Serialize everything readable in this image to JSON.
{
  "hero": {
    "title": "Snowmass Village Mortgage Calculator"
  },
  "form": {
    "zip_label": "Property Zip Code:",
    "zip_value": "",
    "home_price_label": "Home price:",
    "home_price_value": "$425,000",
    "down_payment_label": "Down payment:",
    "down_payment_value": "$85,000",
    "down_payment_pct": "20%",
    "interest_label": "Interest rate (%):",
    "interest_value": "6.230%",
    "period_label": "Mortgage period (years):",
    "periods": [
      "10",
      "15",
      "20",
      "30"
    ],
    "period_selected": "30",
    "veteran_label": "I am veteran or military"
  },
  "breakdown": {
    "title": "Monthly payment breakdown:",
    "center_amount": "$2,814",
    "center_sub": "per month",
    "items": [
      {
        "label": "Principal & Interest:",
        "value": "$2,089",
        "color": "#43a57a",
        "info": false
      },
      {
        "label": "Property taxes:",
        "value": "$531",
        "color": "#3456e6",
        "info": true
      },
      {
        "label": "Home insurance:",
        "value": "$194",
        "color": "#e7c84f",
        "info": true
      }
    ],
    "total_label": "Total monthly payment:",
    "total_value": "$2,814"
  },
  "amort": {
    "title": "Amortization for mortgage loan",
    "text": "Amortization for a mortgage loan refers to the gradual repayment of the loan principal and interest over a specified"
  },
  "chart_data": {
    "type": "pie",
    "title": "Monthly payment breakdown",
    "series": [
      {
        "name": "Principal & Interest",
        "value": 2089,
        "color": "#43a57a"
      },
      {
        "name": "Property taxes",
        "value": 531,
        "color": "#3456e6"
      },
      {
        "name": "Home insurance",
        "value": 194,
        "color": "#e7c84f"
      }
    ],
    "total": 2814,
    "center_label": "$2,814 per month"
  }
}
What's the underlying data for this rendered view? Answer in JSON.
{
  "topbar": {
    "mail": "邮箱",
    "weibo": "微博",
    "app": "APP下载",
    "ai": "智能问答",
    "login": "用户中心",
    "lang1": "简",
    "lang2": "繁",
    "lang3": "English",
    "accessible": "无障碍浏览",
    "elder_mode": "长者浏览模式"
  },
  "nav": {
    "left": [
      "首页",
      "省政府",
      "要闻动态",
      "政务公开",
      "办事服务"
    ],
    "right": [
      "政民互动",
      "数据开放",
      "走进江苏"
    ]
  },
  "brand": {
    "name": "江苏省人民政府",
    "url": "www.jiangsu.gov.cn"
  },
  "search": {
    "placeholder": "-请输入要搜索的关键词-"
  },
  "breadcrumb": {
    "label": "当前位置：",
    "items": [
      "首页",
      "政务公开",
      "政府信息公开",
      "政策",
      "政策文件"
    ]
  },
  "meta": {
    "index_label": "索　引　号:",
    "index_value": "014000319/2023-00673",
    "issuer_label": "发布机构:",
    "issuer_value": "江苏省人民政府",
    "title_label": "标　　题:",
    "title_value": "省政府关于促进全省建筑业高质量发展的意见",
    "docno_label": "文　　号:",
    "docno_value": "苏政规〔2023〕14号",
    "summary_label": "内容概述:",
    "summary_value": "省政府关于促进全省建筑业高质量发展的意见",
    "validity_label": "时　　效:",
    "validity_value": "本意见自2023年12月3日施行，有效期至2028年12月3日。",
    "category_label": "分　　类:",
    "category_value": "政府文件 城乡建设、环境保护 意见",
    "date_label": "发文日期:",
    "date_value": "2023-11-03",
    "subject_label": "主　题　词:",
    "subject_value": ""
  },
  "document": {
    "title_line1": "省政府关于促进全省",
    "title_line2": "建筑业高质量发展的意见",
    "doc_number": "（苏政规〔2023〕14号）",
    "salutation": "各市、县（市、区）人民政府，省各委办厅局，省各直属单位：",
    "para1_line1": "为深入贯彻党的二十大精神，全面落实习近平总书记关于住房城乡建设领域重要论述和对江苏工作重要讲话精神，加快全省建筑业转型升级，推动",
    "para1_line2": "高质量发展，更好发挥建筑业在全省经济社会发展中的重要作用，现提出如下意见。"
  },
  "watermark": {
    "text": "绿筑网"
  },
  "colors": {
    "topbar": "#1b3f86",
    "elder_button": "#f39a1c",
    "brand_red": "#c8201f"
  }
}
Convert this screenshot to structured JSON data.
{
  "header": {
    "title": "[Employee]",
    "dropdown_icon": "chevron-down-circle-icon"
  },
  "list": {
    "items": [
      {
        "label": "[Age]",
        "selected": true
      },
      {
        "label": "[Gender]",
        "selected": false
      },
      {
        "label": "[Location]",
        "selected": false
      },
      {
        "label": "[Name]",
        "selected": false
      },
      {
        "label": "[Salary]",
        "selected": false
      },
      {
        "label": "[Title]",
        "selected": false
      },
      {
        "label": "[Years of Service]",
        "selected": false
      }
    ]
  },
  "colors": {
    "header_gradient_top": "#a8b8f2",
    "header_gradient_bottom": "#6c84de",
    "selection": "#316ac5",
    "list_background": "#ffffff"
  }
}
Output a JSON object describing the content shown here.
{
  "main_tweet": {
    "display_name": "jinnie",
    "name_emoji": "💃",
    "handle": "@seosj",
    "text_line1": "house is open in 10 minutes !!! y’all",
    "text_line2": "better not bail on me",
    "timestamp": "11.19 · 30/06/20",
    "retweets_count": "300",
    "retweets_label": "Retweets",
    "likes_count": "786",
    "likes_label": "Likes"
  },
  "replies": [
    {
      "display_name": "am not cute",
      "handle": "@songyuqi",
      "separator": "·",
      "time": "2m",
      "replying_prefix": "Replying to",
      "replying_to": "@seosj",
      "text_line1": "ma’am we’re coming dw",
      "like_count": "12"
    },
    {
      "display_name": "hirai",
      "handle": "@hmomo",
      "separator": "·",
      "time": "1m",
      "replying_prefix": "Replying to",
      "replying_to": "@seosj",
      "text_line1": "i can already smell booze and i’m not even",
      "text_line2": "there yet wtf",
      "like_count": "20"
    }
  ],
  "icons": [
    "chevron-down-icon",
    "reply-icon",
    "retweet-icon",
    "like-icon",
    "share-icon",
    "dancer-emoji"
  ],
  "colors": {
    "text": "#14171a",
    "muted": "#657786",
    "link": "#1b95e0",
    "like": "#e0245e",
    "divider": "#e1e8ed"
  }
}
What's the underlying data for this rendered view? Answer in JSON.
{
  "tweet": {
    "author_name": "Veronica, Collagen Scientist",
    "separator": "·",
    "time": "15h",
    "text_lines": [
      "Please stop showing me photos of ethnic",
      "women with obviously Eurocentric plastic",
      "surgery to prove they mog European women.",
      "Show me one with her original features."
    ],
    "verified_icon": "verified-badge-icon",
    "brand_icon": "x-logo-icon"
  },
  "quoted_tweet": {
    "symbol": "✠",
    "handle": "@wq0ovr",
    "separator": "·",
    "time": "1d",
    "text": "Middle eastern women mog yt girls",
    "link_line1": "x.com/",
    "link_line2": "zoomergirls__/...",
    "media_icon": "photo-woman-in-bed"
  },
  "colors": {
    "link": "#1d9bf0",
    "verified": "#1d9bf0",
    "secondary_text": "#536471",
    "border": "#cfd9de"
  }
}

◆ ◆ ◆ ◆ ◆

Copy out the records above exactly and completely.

**WRITTEN SOLUTION**
Serialize everything readable in this image to JSON.
{
  "hero": {
    "title": "Snowmass Village Mortgage Calculator"
  },
  "form": {
    "zip_label": "Property Zip Code:",
    "zip_value": "",
    "home_price_label": "Home price:",
    "home_price_value": "$425,000",
    "down_payment_label": "Down payment:",
    "down_payment_value": "$85,000",
    "down_payment_pct": "20%",
    "interest_label": "Interest rate (%):",
    "interest_value": "6.230%",
    "period_label": "Mortgage period (years):",
    "periods": [
      "10",
      "15",
      "20",
      "30"
    ],
    "period_selected": "30",
    "veteran_label": "I am veteran or military"
  },
  "breakdown": {
    "title": "Monthly payment breakdown:",
    "center_amount": "$2,814",
    "center_sub": "per month",
    "items": [
      {
        "label": "Principal & Interest:",
        "value": "$2,089",
        "color": "#43a57a",
        "info": false
      },
      {
        "label": "Property taxes:",
        "value": "$531",
        "color": "#3456e6",
        "info": true
      },
      {
        "label": "Home insurance:",
        "value": "$194",
        "color": "#e7c84f",
        "info": true
      }
    ],
    "total_label": "Total monthly payment:",
    "total_value": "$2,814"
  },
  "amort": {
    "title": "Amortization for mortgage loan",
    "text": "Amortization for a mortgage loan refers to the gradual repayment of the loan principal and interest over a specified"
  },
  "chart_data": {
    "type": "pie",
    "title": "Monthly payment breakdown",
    "series": [
      {
        "name": "Principal & Interest",
        "value": 2089,
        "color": "#43a57a"
      },
      {
        "name": "Property taxes",
        "value": 531,
        "color": "#3456e6"
      },
      {
        "name": "Home insurance",
        "value": 194,
        "color": "#e7c84f"
      }
    ],
    "total": 2814,
    "center_label": "$2,814 per month"
  }
}
What's the underlying data for this rendered view? Answer in JSON.
{
  "topbar": {
    "mail": "邮箱",
    "weibo": "微博",
    "app": "APP下载",
    "ai": "智能问答",
    "login": "用户中心",
    "lang1": "简",
    "lang2": "繁",
    "lang3": "English",
    "accessible": "无障碍浏览",
    "elder_mode": "长者浏览模式"
  },
  "nav": {
    "left": [
      "首页",
      "省政府",
      "要闻动态",
      "政务公开",
      "办事服务"
    ],
    "right": [
      "政民互动",
      "数据开放",
      "走进江苏"
    ]
  },
  "brand": {
    "name": "江苏省人民政府",
    "url": "www.jiangsu.gov.cn"
  },
  "search": {
    "placeholder": "-请输入要搜索的关键词-"
  },
  "breadcrumb": {
    "label": "当前位置：",
    "items": [
      "首页",
      "政务公开",
      "政府信息公开",
      "政策",
      "政策文件"
    ]
  },
  "meta": {
    "index_label": "索　引　号:",
    "index_value": "014000319/2023-00673",
    "issuer_label": "发布机构:",
    "issuer_value": "江苏省人民政府",
    "title_label": "标　　题:",
    "title_value": "省政府关于促进全省建筑业高质量发展的意见",
    "docno_label": "文　　号:",
    "docno_value": "苏政规〔2023〕14号",
    "summary_label": "内容概述:",
    "summary_value": "省政府关于促进全省建筑业高质量发展的意见",
    "validity_label": "时　　效:",
    "validity_value": "本意见自2023年12月3日施行，有效期至2028年12月3日。",
    "category_label": "分　　类:",
    "category_value": "政府文件 城乡建设、环境保护 意见",
    "date_label": "发文日期:",
    "date_value": "2023-11-03",
    "subject_label": "主　题　词:",
    "subject_value": ""
  },
  "document": {
    "title_line1": "省政府关于促进全省",
    "title_line2": "建筑业高质量发展的意见",
    "doc_number": "（苏政规〔2023〕14号）",
    "salutation": "各市、县（市、区）人民政府，省各委办厅局，省各直属单位：",
    "para1_line1": "为深入贯彻党的二十大精神，全面落实习近平总书记关于住房城乡建设领域重要论述和对江苏工作重要讲话精神，加快全省建筑业转型升级，推动",
    "para1_line2": "高质量发展，更好发挥建筑业在全省经济社会发展中的重要作用，现提出如下意见。"
  },
  "watermark": {
    "text": "绿筑网"
  },
  "colors": {
    "topbar": "#1b3f86",
    "elder_button": "#f39a1c",
    "brand_red": "#c8201f"
  }
}
Convert this screenshot to structured JSON data.
{
  "header": {
    "title": "[Employee]",
    "dropdown_icon": "chevron-down-circle-icon"
  },
  "list": {
    "items": [
      {
        "label": "[Age]",
        "selected": true
      },
      {
        "label": "[Gender]",
        "selected": false
      },
      {
        "label": "[Location]",
        "selected": false
      },
      {
        "label": "[Name]",
        "selected": false
      },
      {
        "label": "[Salary]",
        "selected": false
      },
      {
        "label": "[Title]",
        "selected": false
      },
      {
        "label": "[Years of Service]",
        "selected": false
      }
    ]
  },
  "colors": {
    "header_gradient_top": "#a8b8f2",
    "header_gradient_bottom": "#6c84de",
    "selection": "#316ac5",
    "list_background": "#ffffff"
  }
}
Output a JSON object describing the content shown here.
{
  "main_tweet": {
    "display_name": "jinnie",
    "name_emoji": "💃",
    "handle": "@seosj",
    "text_line1": "house is open in 10 minutes !!! y’all",
    "text_line2": "better not bail on me",
    "timestamp": "11.19 · 30/06/20",
    "retweets_count": "300",
    "retweets_label": "Retweets",
    "likes_count": "786",
    "likes_label": "Likes"
  },
  "replies": [
    {
      "display_name": "am not cute",
      "handle": "@songyuqi",
      "separator": "·",
      "time": "2m",
      "replying_prefix": "Replying to",
      "replying_to": "@seosj",
      "text_line1": "ma’am we’re coming dw",
      "like_count": "12"
    },
    {
      "display_name": "hirai",
      "handle": "@hmomo",
      "separator": "·",
      "time": "1m",
      "replying_prefix": "Replying to",
      "replying_to": "@seosj",
      "text_line1": "i can already smell booze and i’m not even",
      "text_line2": "there yet wtf",
      "like_count": "20"
    }
  ],
  "icons": [
    "chevron-down-icon",
    "reply-icon",
    "retweet-icon",
    "like-icon",
    "share-icon",
    "dancer-emoji"
  ],
  "colors": {
    "text": "#14171a",
    "muted": "#657786",
    "link": "#1b95e0",
    "like": "#e0245e",
    "divider": "#e1e8ed"
  }
}
What's the underlying data for this rendered view? Answer in JSON.
{
  "tweet": {
    "author_name": "Veronica, Collagen Scientist",
    "separator": "·",
    "time": "15h",
    "text_lines": [
      "Please stop showing me photos of ethnic",
      "women with obviously Eurocentric plastic",
      "surgery to prove they mog European women.",
      "Show me one with her original features."
    ],
    "verified_icon": "verified-badge-icon",
    "brand_icon": "x-logo-icon"
  },
  "quoted_tweet": {
    "symbol": "✠",
    "handle": "@wq0ovr",
    "separator": "·",
    "time": "1d",
    "text": "Middle eastern women mog yt girls",
    "link_line1": "x.com/",
    "link_line2": "zoomergirls__/...",
    "media_icon": "photo-woman-in-bed"
  },
  "colors": {
    "link": "#1d9bf0",
    "verified": "#1d9bf0",
    "secondary_text": "#536471",
    "border": "#cfd9de"
  }
}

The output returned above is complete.